Stories of Innovation
Lockheed Martin is known for developing the most advanced aircraft in the world. Each aircraft’s strengths and abilities are derived from strategic research and development—whether it is the air superiority of an advanced tactical fighter or the physical endurance of a strategic airlifter. So, which Lockheed Martin aircraft are you most like? Take this quiz to find out.
Mars exploration missions are critical for greater understanding about the red planet and what it may take for humans to survive there. InSight will be the first to record measurements of Mars’ interior and provide the greatest clues yet into evolutionary processes that shaped the rocky planets of the inner solar system.
Currently, six F-35Bs are on the USS Wasp conducting Operational Test-1 (OT-1)—a precursor to the Marine Corps’ declaration of F-35 Initial Operating Capability (IOC). We sat down with Art “Turbo” Tomassetti, F-35B U.S. Marine Corps (USMC) program manager, to ask a few questions about the USMC’s OT-1 and the future of Marine aviation with the F-35B.
Scientists and engineers believe robotics could be the key to solving many of our most difficult problems, from deep space and deep sea exploration, to delicate surgery and mitigating natural disasters. Researchers at Lockheed Martin believe there are four driving factors that will push us toward the next great leap in robotics.
Today, virtual training systems are so advanced that more than 70 percent of F-35 pilot training is completed in a simulated environment before the pilot climbs into a cockpit. Compare that to F-16 training where pilots fly 40 percent of their qualification events in simulators.
Someday, thanks to creative scientists and engineers, our world may contain autonomous or semi-autonomous robots working with people, helping us do tasks that are better suited for machines. What technology will it take to get us there? Engineers believe it comes down to mastery of the four Ps: Perception, Processing, Power and Planning.

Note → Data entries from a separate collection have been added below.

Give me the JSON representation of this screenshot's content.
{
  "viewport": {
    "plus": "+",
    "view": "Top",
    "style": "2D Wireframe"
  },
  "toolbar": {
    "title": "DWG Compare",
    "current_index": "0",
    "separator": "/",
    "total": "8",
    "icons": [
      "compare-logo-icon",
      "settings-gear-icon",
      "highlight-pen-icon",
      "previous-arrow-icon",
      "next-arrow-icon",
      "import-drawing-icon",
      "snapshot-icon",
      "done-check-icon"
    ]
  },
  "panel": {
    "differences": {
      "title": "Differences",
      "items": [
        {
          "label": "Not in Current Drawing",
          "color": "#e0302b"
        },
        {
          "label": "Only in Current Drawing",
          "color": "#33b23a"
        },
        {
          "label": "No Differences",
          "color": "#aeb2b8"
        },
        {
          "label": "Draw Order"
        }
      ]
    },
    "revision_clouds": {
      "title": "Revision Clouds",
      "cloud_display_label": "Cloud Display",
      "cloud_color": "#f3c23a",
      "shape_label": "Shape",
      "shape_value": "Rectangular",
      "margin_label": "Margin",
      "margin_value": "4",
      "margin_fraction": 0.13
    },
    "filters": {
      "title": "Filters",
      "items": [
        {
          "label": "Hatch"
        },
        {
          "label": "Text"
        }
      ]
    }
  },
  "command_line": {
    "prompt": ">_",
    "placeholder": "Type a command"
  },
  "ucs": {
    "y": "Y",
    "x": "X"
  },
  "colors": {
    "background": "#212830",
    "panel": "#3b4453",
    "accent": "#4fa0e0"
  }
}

Beyond their potential to deliver packages to your front door, unmanned aircraft systems (UAS) are already scanning the earth, carrying heavy supplies and fending off fires, among dozens of other useful tasks. Increasingly, UAS technology is freeing the operator from the basics of flying and unlocking new possibilities for the future.
Every day, Lockheed Martin scientists are making new discoveries in fields like nanotechnology, kinetics, lightweight materials and autonomy – all essential powers for the superhero of tomorrow.
Lockheed Martin’s cyber experts not only build protective systems – using things like firewalls, authentication systems and encryption software – but also continually defend those systems from cyberattack.
At every corner of the world, there is more demand than ever on the power grid. To counter this demand, technologists are introducing new, increasingly cost-effective ways to store energy and draw from it on demand.
Lockheed Martin, which leads one of the industry teams that produces LCSs for the U.S. Navy, is providing the U.S. Navy with ideas on how to enhance current LCS designs with different levels of offensive and defensive capability.
Today, expertise in areas like DNA-based receptors and nano-manufacturing sensors are being applied to the “electronic nose,” a technology that has the potential to revolutionize fields like medicine and biometrics.